(Collected data entries)
☆ ☆ ☆ ☆ ☆ ☆ ☆

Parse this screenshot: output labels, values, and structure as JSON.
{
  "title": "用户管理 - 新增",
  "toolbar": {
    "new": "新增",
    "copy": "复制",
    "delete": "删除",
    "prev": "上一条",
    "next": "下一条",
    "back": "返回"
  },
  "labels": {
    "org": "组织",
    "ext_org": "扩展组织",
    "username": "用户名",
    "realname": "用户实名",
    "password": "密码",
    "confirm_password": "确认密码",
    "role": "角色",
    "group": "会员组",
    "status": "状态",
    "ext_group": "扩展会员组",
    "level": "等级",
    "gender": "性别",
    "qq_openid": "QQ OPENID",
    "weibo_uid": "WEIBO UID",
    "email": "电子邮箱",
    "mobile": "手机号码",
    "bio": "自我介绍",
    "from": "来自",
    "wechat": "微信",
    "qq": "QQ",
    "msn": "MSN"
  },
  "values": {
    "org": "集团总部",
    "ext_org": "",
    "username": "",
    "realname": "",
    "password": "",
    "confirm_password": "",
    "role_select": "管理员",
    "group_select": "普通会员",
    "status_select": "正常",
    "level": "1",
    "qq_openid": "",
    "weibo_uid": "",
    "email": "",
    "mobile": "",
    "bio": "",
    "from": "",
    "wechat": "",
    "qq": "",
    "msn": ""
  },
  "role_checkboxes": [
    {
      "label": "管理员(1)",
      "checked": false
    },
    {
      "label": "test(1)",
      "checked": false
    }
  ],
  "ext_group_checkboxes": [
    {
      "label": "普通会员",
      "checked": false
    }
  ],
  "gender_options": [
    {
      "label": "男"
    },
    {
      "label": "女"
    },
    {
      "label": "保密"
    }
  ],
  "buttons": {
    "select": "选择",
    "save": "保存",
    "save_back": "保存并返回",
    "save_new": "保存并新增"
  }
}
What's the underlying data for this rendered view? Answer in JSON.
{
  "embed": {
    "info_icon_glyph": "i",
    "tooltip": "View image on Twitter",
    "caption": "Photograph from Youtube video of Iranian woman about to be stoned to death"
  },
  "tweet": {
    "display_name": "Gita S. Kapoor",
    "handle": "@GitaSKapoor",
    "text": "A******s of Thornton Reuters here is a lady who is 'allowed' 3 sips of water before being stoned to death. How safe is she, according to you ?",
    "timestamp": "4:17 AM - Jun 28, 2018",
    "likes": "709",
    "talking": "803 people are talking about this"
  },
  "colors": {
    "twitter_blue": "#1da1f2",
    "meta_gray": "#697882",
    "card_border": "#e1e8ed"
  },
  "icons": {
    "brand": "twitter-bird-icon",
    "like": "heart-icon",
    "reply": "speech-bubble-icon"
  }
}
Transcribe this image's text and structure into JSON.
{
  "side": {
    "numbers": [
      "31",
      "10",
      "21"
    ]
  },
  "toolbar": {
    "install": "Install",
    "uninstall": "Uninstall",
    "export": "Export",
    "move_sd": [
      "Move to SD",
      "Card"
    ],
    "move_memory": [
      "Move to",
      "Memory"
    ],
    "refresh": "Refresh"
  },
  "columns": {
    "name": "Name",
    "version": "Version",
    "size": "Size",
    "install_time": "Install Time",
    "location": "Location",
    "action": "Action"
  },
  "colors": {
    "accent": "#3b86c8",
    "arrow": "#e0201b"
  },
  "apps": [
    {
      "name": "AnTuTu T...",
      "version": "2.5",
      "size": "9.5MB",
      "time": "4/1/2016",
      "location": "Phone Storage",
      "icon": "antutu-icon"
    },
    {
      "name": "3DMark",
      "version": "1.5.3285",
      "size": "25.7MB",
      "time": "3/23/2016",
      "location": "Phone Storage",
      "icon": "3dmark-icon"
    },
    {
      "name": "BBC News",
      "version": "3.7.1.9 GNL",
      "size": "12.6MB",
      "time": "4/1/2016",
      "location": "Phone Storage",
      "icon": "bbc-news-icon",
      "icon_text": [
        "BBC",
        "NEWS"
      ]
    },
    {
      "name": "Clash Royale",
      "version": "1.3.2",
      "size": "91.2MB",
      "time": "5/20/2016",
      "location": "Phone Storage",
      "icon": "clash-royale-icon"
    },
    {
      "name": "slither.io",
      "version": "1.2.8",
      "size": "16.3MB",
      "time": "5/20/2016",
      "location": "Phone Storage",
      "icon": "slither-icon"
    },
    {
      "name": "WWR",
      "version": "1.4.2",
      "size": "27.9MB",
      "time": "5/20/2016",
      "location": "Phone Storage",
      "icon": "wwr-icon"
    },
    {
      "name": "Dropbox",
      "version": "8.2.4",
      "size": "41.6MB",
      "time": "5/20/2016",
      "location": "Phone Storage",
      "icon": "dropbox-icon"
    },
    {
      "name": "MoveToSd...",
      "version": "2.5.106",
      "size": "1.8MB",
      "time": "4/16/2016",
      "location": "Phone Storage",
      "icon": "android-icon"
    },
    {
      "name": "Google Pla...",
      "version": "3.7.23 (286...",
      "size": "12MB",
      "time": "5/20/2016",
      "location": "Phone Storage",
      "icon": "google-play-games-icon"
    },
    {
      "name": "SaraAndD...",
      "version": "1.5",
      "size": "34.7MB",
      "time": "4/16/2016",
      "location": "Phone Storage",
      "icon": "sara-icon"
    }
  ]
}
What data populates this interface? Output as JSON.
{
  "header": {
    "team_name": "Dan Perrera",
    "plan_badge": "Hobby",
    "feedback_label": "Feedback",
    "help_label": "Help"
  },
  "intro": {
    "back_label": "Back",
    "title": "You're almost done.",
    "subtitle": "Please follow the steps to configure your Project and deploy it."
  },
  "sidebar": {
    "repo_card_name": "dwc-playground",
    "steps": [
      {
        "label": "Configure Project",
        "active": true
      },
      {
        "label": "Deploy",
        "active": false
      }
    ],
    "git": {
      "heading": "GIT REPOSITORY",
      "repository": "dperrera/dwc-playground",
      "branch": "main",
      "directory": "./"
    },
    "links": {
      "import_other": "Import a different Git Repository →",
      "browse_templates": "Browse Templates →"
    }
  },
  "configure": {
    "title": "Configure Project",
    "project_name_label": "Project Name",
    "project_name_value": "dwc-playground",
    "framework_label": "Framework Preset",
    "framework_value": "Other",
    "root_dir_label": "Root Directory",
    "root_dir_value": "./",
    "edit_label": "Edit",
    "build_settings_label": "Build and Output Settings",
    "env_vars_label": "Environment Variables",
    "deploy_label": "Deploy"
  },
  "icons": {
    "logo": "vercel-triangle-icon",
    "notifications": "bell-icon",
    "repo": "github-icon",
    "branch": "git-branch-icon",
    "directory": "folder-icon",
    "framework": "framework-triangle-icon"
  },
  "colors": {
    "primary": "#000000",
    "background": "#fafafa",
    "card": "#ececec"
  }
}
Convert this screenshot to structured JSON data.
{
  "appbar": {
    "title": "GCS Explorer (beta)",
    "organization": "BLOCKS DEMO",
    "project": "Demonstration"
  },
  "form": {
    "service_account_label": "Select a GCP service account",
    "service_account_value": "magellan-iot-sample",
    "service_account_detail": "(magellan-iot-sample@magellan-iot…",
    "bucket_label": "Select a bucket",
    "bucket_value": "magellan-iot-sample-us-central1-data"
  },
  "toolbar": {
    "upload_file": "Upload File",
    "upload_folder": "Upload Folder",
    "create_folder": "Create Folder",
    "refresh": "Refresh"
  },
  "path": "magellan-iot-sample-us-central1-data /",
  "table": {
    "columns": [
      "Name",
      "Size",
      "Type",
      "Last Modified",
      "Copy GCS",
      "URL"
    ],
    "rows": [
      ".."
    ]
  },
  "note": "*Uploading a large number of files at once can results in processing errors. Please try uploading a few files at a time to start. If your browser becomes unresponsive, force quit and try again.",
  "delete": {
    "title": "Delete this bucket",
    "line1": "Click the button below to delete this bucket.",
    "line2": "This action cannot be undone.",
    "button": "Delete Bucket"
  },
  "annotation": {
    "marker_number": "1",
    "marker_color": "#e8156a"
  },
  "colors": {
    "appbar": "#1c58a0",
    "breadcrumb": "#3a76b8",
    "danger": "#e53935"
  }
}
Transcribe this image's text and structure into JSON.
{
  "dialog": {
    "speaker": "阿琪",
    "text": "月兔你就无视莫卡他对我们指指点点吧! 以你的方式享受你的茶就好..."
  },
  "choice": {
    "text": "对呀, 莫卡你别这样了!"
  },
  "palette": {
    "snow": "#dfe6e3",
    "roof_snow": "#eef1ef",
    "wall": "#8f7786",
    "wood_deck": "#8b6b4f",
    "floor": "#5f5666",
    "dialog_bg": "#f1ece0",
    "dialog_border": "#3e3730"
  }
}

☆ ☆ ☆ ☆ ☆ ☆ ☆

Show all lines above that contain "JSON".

Parse this screenshot: output labels, values, and structure as JSON.
What's the underlying data for this rendered view? Answer in JSON.
Transcribe this image's text and structure into JSON.
What data populates this interface? Output as JSON.
Convert this screenshot to structured JSON data.
Transcribe this image's text and structure into JSON.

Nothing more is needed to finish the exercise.